Dataset records:
##############################
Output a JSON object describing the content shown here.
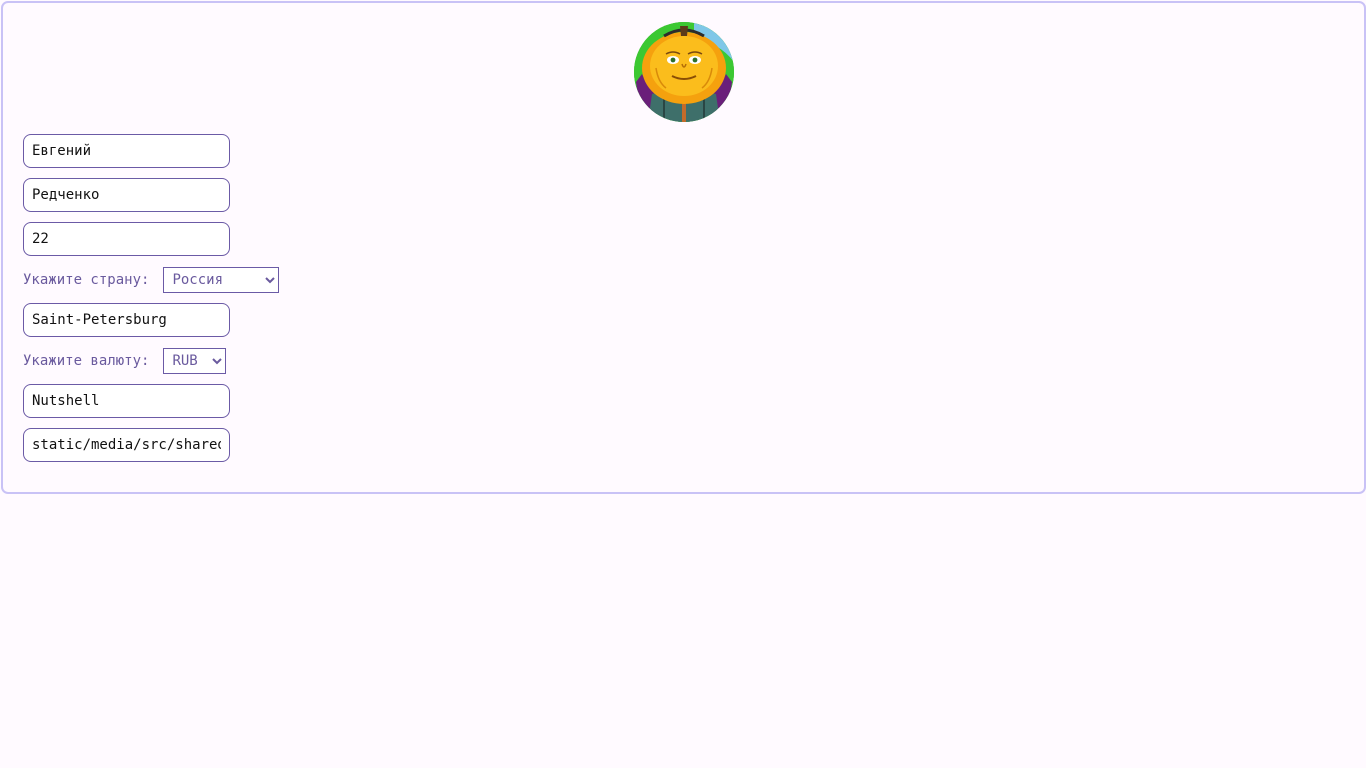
{
  "profile": {
    "first_name": "Евгений",
    "last_name": "Редченко",
    "age": "22",
    "country_label": "Укажите страну:",
    "country_value": "Россия",
    "city": "Saint-Petersburg",
    "currency_label": "Укажите валюту:",
    "currency_value": "RUB",
    "nickname": "Nutshell",
    "avatar_path": "static/media/src/shared"
  },
  "icons": {
    "avatar": "pumpkin-character-avatar"
  },
  "colors": {
    "background": "#fffaff",
    "card_border": "#c9c2f6",
    "input_border": "#6b5aa6",
    "label_text": "#6a5a9e"
  }
}
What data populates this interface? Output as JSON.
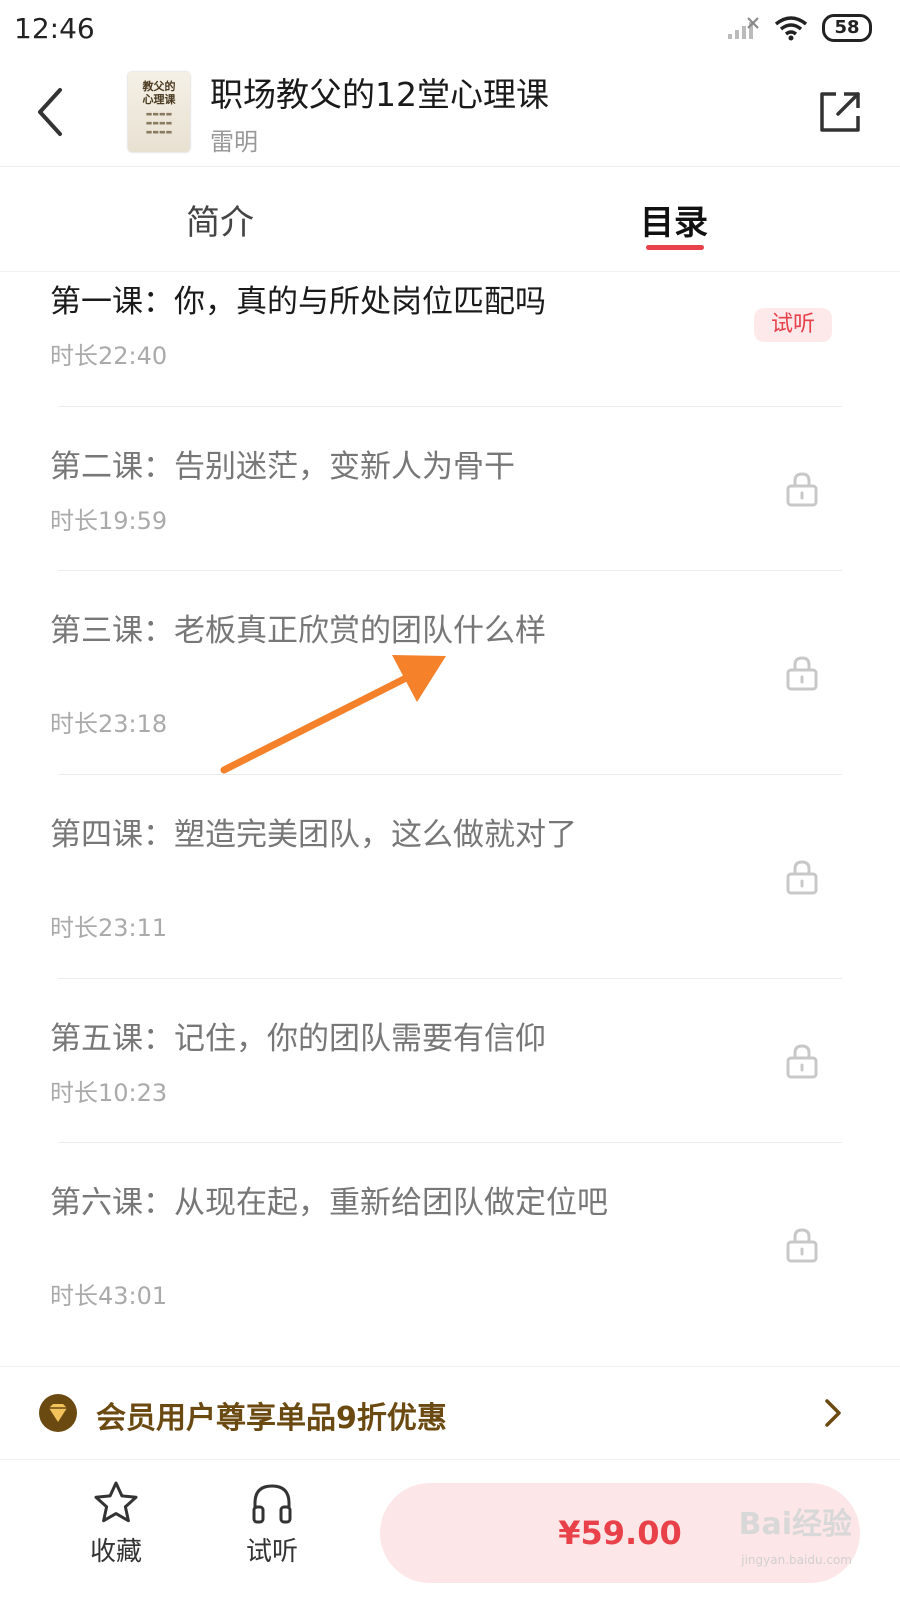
{
  "status_bar": {
    "time": "12:46",
    "battery": "58"
  },
  "header": {
    "title": "职场教父的12堂心理课",
    "author": "雷明",
    "cover_line1": "教父的",
    "cover_line2": "心理课"
  },
  "tabs": {
    "intro": "简介",
    "catalog": "目录",
    "active": "catalog"
  },
  "lessons": [
    {
      "title": "第一课：你，真的与所处岗位匹配吗",
      "duration": "时长22:40",
      "badge": "试听",
      "locked": false
    },
    {
      "title": "第二课：告别迷茫，变新人为骨干",
      "duration": "时长19:59",
      "locked": true
    },
    {
      "title": "第三课：老板真正欣赏的团队什么样",
      "duration": "时长23:18",
      "locked": true
    },
    {
      "title": "第四课：塑造完美团队，这么做就对了",
      "duration": "时长23:11",
      "locked": true
    },
    {
      "title": "第五课：记住，你的团队需要有信仰",
      "duration": "时长10:23",
      "locked": true
    },
    {
      "title": "第六课：从现在起，重新给团队做定位吧",
      "duration": "时长43:01",
      "locked": true
    }
  ],
  "member_bar": {
    "text": "会员用户尊享单品9折优惠"
  },
  "bottom_bar": {
    "favorite": "收藏",
    "trial": "试听",
    "price": "¥59.00"
  },
  "watermark": {
    "main": "Bai经验",
    "sub": "jingyan.baidu.com"
  },
  "colors": {
    "accent": "#e8414a",
    "member": "#6b4a12",
    "arrow": "#f5812b"
  }
}
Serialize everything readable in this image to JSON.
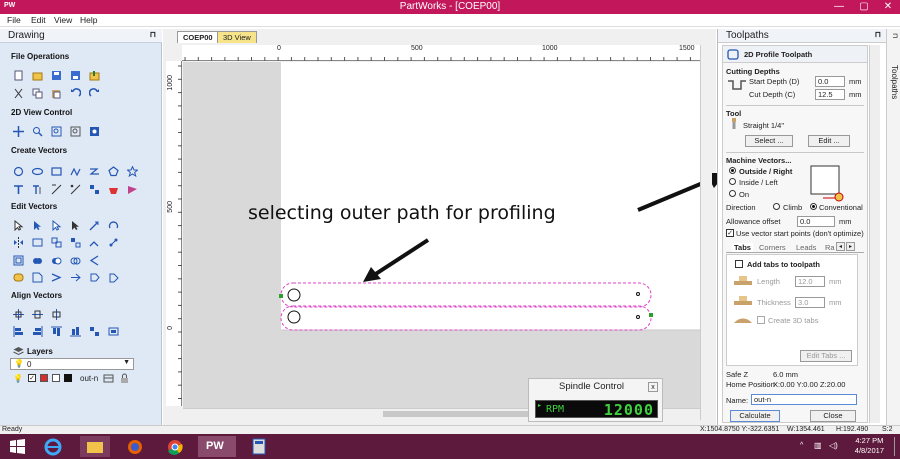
{
  "app": {
    "logo": "PW",
    "title": "PartWorks - [COEP00]"
  },
  "window_buttons": {
    "minimize": "—",
    "maximize": "▢",
    "close": "✕"
  },
  "menu": [
    "File",
    "Edit",
    "View",
    "Help"
  ],
  "left_panel": {
    "title": "Drawing",
    "pin": "⊓",
    "sections": {
      "file_ops": "File Operations",
      "view_ctrl": "2D View Control",
      "create_vectors": "Create Vectors",
      "edit_vectors": "Edit Vectors",
      "align_vectors": "Align Vectors"
    },
    "layers": {
      "label": "Layers",
      "current_layer": "0",
      "layer_name": "out-n"
    }
  },
  "tabs": [
    {
      "label": "COEP00"
    },
    {
      "label": "3D View"
    }
  ],
  "ruler": {
    "h_ticks": [
      "0",
      "500",
      "1000",
      "1500"
    ],
    "v_ticks": [
      "1000",
      "500",
      "0"
    ]
  },
  "annotation": "selecting outer path for profiling",
  "spindle": {
    "title": "Spindle Control",
    "close": "x",
    "rpm_label": "RPM",
    "rpm_value": "12000"
  },
  "right_panel": {
    "title": "Toolpaths",
    "pin": "⊓",
    "vertical_tab": "Toolpaths",
    "header": "2D Profile Toolpath",
    "cutting_depths": {
      "label": "Cutting Depths",
      "start_label": "Start Depth (D)",
      "start_value": "0.0",
      "cut_label": "Cut Depth (C)",
      "cut_value": "12.5",
      "unit": "mm"
    },
    "tool": {
      "label": "Tool",
      "name": "Straight 1/4\"",
      "select_btn": "Select ...",
      "edit_btn": "Edit ..."
    },
    "machine_vectors": {
      "label": "Machine Vectors...",
      "options": [
        "Outside / Right",
        "Inside / Left",
        "On"
      ],
      "selected": "Outside / Right"
    },
    "direction": {
      "label": "Direction",
      "climb": "Climb",
      "conventional": "Conventional",
      "selected": "Conventional"
    },
    "allowance": {
      "label": "Allowance offset",
      "value": "0.0",
      "unit": "mm"
    },
    "use_vector_start": {
      "label": "Use vector start points (don't optimize)",
      "checked": true
    },
    "subtabs": [
      "Tabs",
      "Corners",
      "Leads",
      "Ra"
    ],
    "tabs_panel": {
      "add_label": "Add tabs to toolpath",
      "length_label": "Length",
      "length_value": "12.0",
      "thickness_label": "Thickness",
      "thickness_value": "3.0",
      "unit": "mm",
      "create3d_label": "Create 3D tabs",
      "edit_tabs_btn": "Edit Tabs ..."
    },
    "safe_z": {
      "label": "Safe Z",
      "value": "6.0 mm"
    },
    "home": {
      "label": "Home Position",
      "value": "X:0.00 Y:0.00 Z:20.00"
    },
    "name": {
      "label": "Name:",
      "value": "out-n"
    },
    "calculate_btn": "Calculate",
    "close_btn": "Close"
  },
  "status": {
    "left": "Ready",
    "coords": "X:1504.8750 Y:-322.6351",
    "width": "W:1354.461",
    "height": "H:192.490",
    "selection": "S:2"
  },
  "taskbar": {
    "time": "4:27 PM",
    "date": "4/8/2017",
    "pw_label": "PW"
  }
}
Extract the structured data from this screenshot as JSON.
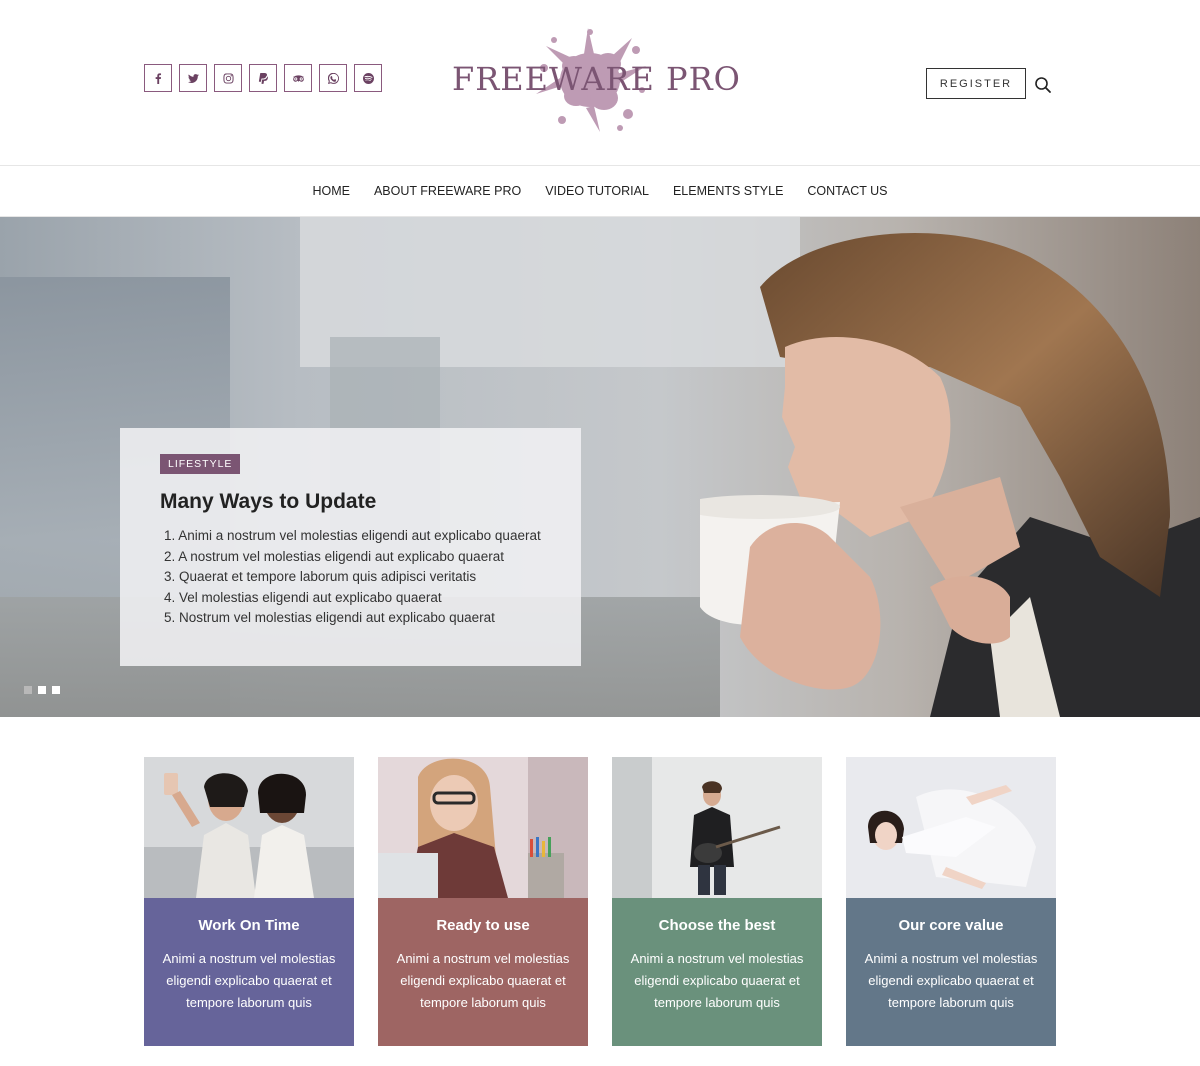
{
  "header": {
    "logo_text": "FREEWARE PRO",
    "register_label": "REGISTER",
    "social_icons": [
      "facebook-icon",
      "twitter-icon",
      "instagram-icon",
      "paypal-icon",
      "tripadvisor-icon",
      "whatsapp-icon",
      "spotify-icon"
    ],
    "accent_color": "#7b5573"
  },
  "nav": {
    "items": [
      "HOME",
      "ABOUT FREEWARE PRO",
      "VIDEO TUTORIAL",
      "ELEMENTS STYLE",
      "CONTACT US"
    ]
  },
  "hero": {
    "category": "LIFESTYLE",
    "title": "Many Ways to Update",
    "list": [
      "1. Animi a nostrum vel molestias eligendi aut explicabo quaerat",
      "2. A nostrum vel molestias eligendi aut explicabo quaerat",
      "3. Quaerat et tempore laborum quis adipisci veritatis",
      "4. Vel molestias eligendi aut explicabo quaerat",
      "5. Nostrum vel molestias eligendi aut explicabo quaerat"
    ],
    "slides": 3,
    "active_slide": 1
  },
  "cards": [
    {
      "title": "Work On Time",
      "description": "Animi a nostrum vel molestias eligendi explicabo quaerat et tempore laborum quis",
      "color": "#66649a"
    },
    {
      "title": "Ready to use",
      "description": "Animi a nostrum vel molestias eligendi explicabo quaerat et tempore laborum quis",
      "color": "#9e6563"
    },
    {
      "title": "Choose the best",
      "description": "Animi a nostrum vel molestias eligendi explicabo quaerat et tempore laborum quis",
      "color": "#6a917c"
    },
    {
      "title": "Our core value",
      "description": "Animi a nostrum vel molestias eligendi explicabo quaerat et tempore laborum quis",
      "color": "#637789"
    }
  ]
}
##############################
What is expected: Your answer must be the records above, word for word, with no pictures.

Written answer:
Output a JSON object describing the content shown here.
{
  "profile": {
    "first_name": "Евгений",
    "last_name": "Редченко",
    "age": "22",
    "country_label": "Укажите страну:",
    "country_value": "Россия",
    "city": "Saint-Petersburg",
    "currency_label": "Укажите валюту:",
    "currency_value": "RUB",
    "nickname": "Nutshell",
    "avatar_path": "static/media/src/shared"
  },
  "icons": {
    "avatar": "pumpkin-character-avatar"
  },
  "colors": {
    "background": "#fffaff",
    "card_border": "#c9c2f6",
    "input_border": "#6b5aa6",
    "label_text": "#6a5a9e"
  }
}
What data populates this interface? Output as JSON.
{
  "status_bar": {
    "time": "12:46",
    "battery": "58"
  },
  "header": {
    "title": "职场教父的12堂心理课",
    "author": "雷明",
    "cover_line1": "教父的",
    "cover_line2": "心理课"
  },
  "tabs": {
    "intro": "简介",
    "catalog": "目录",
    "active": "catalog"
  },
  "lessons": [
    {
      "title": "第一课：你，真的与所处岗位匹配吗",
      "duration": "时长22:40",
      "badge": "试听",
      "locked": false
    },
    {
      "title": "第二课：告别迷茫，变新人为骨干",
      "duration": "时长19:59",
      "locked": true
    },
    {
      "title": "第三课：老板真正欣赏的团队什么样",
      "duration": "时长23:18",
      "locked": true
    },
    {
      "title": "第四课：塑造完美团队，这么做就对了",
      "duration": "时长23:11",
      "locked": true
    },
    {
      "title": "第五课：记住，你的团队需要有信仰",
      "duration": "时长10:23",
      "locked": true
    },
    {
      "title": "第六课：从现在起，重新给团队做定位吧",
      "duration": "时长43:01",
      "locked": true
    }
  ],
  "member_bar": {
    "text": "会员用户尊享单品9折优惠"
  },
  "bottom_bar": {
    "favorite": "收藏",
    "trial": "试听",
    "price": "¥59.00"
  },
  "watermark": {
    "main": "Bai经验",
    "sub": "jingyan.baidu.com"
  },
  "colors": {
    "accent": "#e8414a",
    "member": "#6b4a12",
    "arrow": "#f5812b"
  }
}
Serialize everything readable in this image to JSON.
{
  "app": {
    "logo": "PW",
    "title": "PartWorks - [COEP00]"
  },
  "window_buttons": {
    "minimize": "—",
    "maximize": "▢",
    "close": "✕"
  },
  "menu": [
    "File",
    "Edit",
    "View",
    "Help"
  ],
  "left_panel": {
    "title": "Drawing",
    "pin": "⊓",
    "sections": {
      "file_ops": "File Operations",
      "view_ctrl": "2D View Control",
      "create_vectors": "Create Vectors",
      "edit_vectors": "Edit Vectors",
      "align_vectors": "Align Vectors"
    },
    "layers": {
      "label": "Layers",
      "current_layer": "0",
      "layer_name": "out-n"
    }
  },
  "tabs": [
    {
      "label": "COEP00"
    },
    {
      "label": "3D View"
    }
  ],
  "ruler": {
    "h_ticks": [
      "0",
      "500",
      "1000",
      "1500"
    ],
    "v_ticks": [
      "1000",
      "500",
      "0"
    ]
  },
  "annotation": "selecting outer path for profiling",
  "spindle": {
    "title": "Spindle Control",
    "close": "x",
    "rpm_label": "RPM",
    "rpm_value": "12000"
  },
  "right_panel": {
    "title": "Toolpaths",
    "pin": "⊓",
    "vertical_tab": "Toolpaths",
    "header": "2D Profile Toolpath",
    "cutting_depths": {
      "label": "Cutting Depths",
      "start_label": "Start Depth (D)",
      "start_value": "0.0",
      "cut_label": "Cut Depth (C)",
      "cut_value": "12.5",
      "unit": "mm"
    },
    "tool": {
      "label": "Tool",
      "name": "Straight 1/4\"",
      "select_btn": "Select ...",
      "edit_btn": "Edit ..."
    },
    "machine_vectors": {
      "label": "Machine Vectors...",
      "options": [
        "Outside / Right",
        "Inside / Left",
        "On"
      ],
      "selected": "Outside / Right"
    },
    "direction": {
      "label": "Direction",
      "climb": "Climb",
      "conventional": "Conventional",
      "selected": "Conventional"
    },
    "allowance": {
      "label": "Allowance offset",
      "value": "0.0",
      "unit": "mm"
    },
    "use_vector_start": {
      "label": "Use vector start points (don't optimize)",
      "checked": true
    },
    "subtabs": [
      "Tabs",
      "Corners",
      "Leads",
      "Ra"
    ],
    "tabs_panel": {
      "add_label": "Add tabs to toolpath",
      "length_label": "Length",
      "length_value": "12.0",
      "thickness_label": "Thickness",
      "thickness_value": "3.0",
      "unit": "mm",
      "create3d_label": "Create 3D tabs",
      "edit_tabs_btn": "Edit Tabs ..."
    },
    "safe_z": {
      "label": "Safe Z",
      "value": "6.0 mm"
    },
    "home": {
      "label": "Home Position",
      "value": "X:0.00 Y:0.00 Z:20.00"
    },
    "name": {
      "label": "Name:",
      "value": "out-n"
    },
    "calculate_btn": "Calculate",
    "close_btn": "Close"
  },
  "status": {
    "left": "Ready",
    "coords": "X:1504.8750 Y:-322.6351",
    "width": "W:1354.461",
    "height": "H:192.490",
    "selection": "S:2"
  },
  "taskbar": {
    "time": "4:27 PM",
    "date": "4/8/2017",
    "pw_label": "PW"
  }
}
Extract the structured data from this screenshot as JSON.
{
  "header": {
    "logo_text": "FREEWARE PRO",
    "register_label": "REGISTER",
    "social_icons": [
      "facebook-icon",
      "twitter-icon",
      "instagram-icon",
      "paypal-icon",
      "tripadvisor-icon",
      "whatsapp-icon",
      "spotify-icon"
    ],
    "accent_color": "#7b5573"
  },
  "nav": {
    "items": [
      "HOME",
      "ABOUT FREEWARE PRO",
      "VIDEO TUTORIAL",
      "ELEMENTS STYLE",
      "CONTACT US"
    ]
  },
  "hero": {
    "category": "LIFESTYLE",
    "title": "Many Ways to Update",
    "list": [
      "1. Animi a nostrum vel molestias eligendi aut explicabo quaerat",
      "2. A nostrum vel molestias eligendi aut explicabo quaerat",
      "3. Quaerat et tempore laborum quis adipisci veritatis",
      "4. Vel molestias eligendi aut explicabo quaerat",
      "5. Nostrum vel molestias eligendi aut explicabo quaerat"
    ],
    "slides": 3,
    "active_slide": 1
  },
  "cards": [
    {
      "title": "Work On Time",
      "description": "Animi a nostrum vel molestias eligendi explicabo quaerat et tempore laborum quis",
      "color": "#66649a"
    },
    {
      "title": "Ready to use",
      "description": "Animi a nostrum vel molestias eligendi explicabo quaerat et tempore laborum quis",
      "color": "#9e6563"
    },
    {
      "title": "Choose the best",
      "description": "Animi a nostrum vel molestias eligendi explicabo quaerat et tempore laborum quis",
      "color": "#6a917c"
    },
    {
      "title": "Our core value",
      "description": "Animi a nostrum vel molestias eligendi explicabo quaerat et tempore laborum quis",
      "color": "#637789"
    }
  ]
}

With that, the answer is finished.